Hao J, Shen W, Tian C, Liu Z, Ren J, Luo C, Long J, Sharman E, Liu J - J. Cell. Mol. Med. (2008)

Effect of treatments on the total antioxidant capacities (T-AOC), glutathione (GSH), glutathione S-transferase (GST), and superoxide dismutase (SOD) in plasma and thymus. (A) T-AOC in plasma, n= 6; (B) T-AOC in thymus, n= 6; (C) GSH in plasma, n= 10; (D) Glutathione (GSH) in thymus, n= 8; (E) glutathione S-transferase (GST) in plasma, n= 10; (F) GST in thymus, n= 10; (G) Superoxide dismutase (SOD) in plasma, n= 10 and (H) SOD in thymus, n= 10. Data are means ± SEM. *P < 0.05 and **P < 0.01 versus Wistar group; #P < 0.05, ##P < 0.01 versus GK untreated group.
© Copyright Policy
Related In: Results  -  Collection

Show All Figures
getmorefigures.php?uid=PMC3822877&req=5

fig05: Effect of treatments on the total antioxidant capacities (T-AOC), glutathione (GSH), glutathione S-transferase (GST), and superoxide dismutase (SOD) in plasma and thymus. (A) T-AOC in plasma, n= 6; (B) T-AOC in thymus, n= 6; (C) GSH in plasma, n= 10; (D) Glutathione (GSH) in thymus, n= 8; (E) glutathione S-transferase (GST) in plasma, n= 10; (F) GST in thymus, n= 10; (G) Superoxide dismutase (SOD) in plasma, n= 10 and (H) SOD in thymus, n= 10. Data are means ± SEM. *P < 0.05 and **P < 0.01 versus Wistar group; #P < 0.05, ##P < 0.01 versus GK untreated group.
Mentions: T-AOC levels in plasma (Fig. 5A) and thymocytes (Fig. 5B) were significantly decreased in the GK rats, compared with the Wistar rats. The low-dose nutrient treatment significantly inhibited the decrease in T-AOC in both plasma and thymocytes while the high-dose nutrient and pioglitazone treatments did not show significant inhibition.

Bottom Line: We first studied the effects of the combination of these four nutrients on immune function by examining cell proliferation in immune organs (spleen and thymus) and immunomodulating factors in the plasma.These effects are comparable to, or greater than, those of the anti-diabetic drug pioglitazone.These data suggest that a rational combination of mitochondrial-targeting nutrients may be effective in improving immune function in type 2 diabetes through enhancement of mitochondrial function, decreased oxidative damage, and delayed cell death in the immune organs and blood.

View Article: PubMed Central - PubMed

Affiliation: Institute for Nutritional Science, Shanghai Institutes of Biological Sciences, Chinese Academy of Sciences, China.
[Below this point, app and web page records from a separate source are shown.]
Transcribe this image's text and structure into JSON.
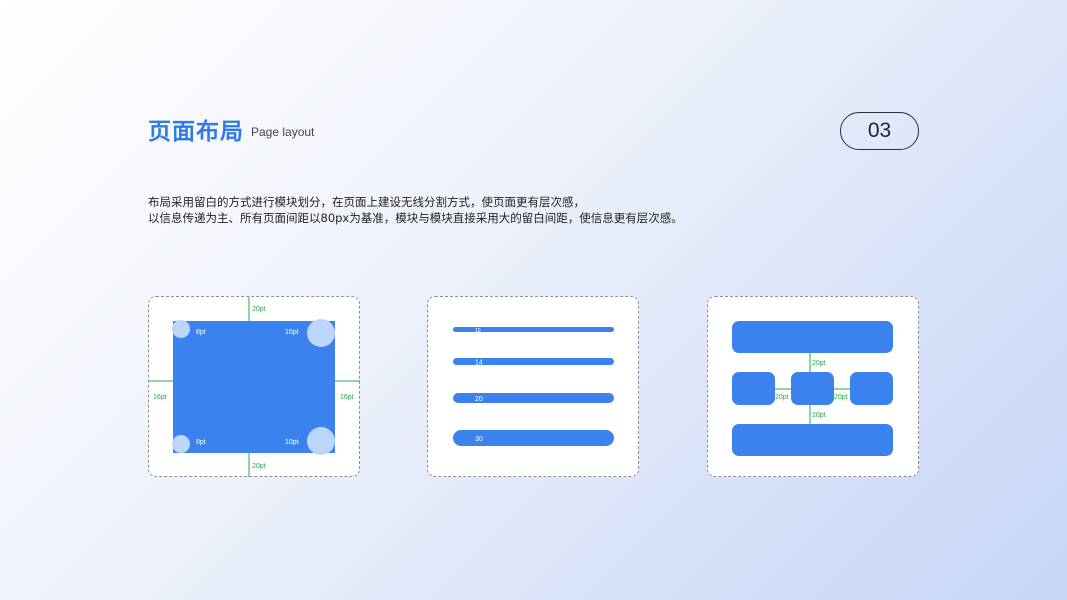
{
  "header": {
    "title": "页面布局",
    "subtitle": "Page layout",
    "page_number": "03"
  },
  "description": {
    "line1": "布局采用留白的方式进行模块划分，在页面上建设无线分割方式，使页面更有层次感，",
    "line2": "以信息传递为主、所有页面间距以80px为基准，模块与模块直接采用大的留白间距，使信息更有层次感。"
  },
  "card1": {
    "top_margin": "20pt",
    "bottom_margin": "20pt",
    "left_margin": "16pt",
    "right_margin": "16pt",
    "radius_top_left": "8pt",
    "radius_top_right": "10pt",
    "radius_bottom_left": "8pt",
    "radius_bottom_right": "10pt"
  },
  "card2": {
    "bars": [
      "10",
      "14",
      "20",
      "30"
    ]
  },
  "card3": {
    "gap_top": "20pt",
    "gap_left": "20pt",
    "gap_right": "20pt",
    "gap_bottom": "20pt"
  },
  "colors": {
    "accent": "#3b82ee",
    "light_circle": "#bcd6fb",
    "guide_green": "#2aa84a",
    "title_blue": "#2f7be8"
  }
}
ABSTRACT
The development of type 2 diabetes is accompanied by decreased immune function and the mechanisms are unclear. We hypothesize that oxidative damage and mitochondrial dysfunction may play an important role in the immune dysfunction in diabetes. In the present study, we investigated this hypothesis in diabetic Goto-Kakizaki rats by treatment with a combination of four mitochondrial-targeting nutrients, namely, R-alpha-lipoic acid, acetyl-L-carnitine, nicotinamide and biotin. We first studied the effects of the combination of these four nutrients on immune function by examining cell proliferation in immune organs (spleen and thymus) and immunomodulating factors in the plasma. We then examined, in the plasma and thymus, oxidative damage biomarkers, including lipid peroxidation, protein oxidation, reactive oxygen species, calcium and antioxidant defence systems, mitochondrial potential and apoptosis-inducing factors (caspase 3, p53 and p21). We found that immune dysfunction in these animals is associated with increased oxidative damage and mitochondrial dysfunction and that the nutrient treatment effectively elevated immune function, decreased oxidative damage, enhanced mitochondrial function and inhibited the elevation of apoptosis factors. These effects are comparable to, or greater than, those of the anti-diabetic drug pioglitazone. These data suggest that a rational combination of mitochondrial-targeting nutrients may be effective in improving immune function in type 2 diabetes through enhancement of mitochondrial function, decreased oxidative damage, and delayed cell death in the immune organs and blood.

Show MeSH
Related in: MedlinePlus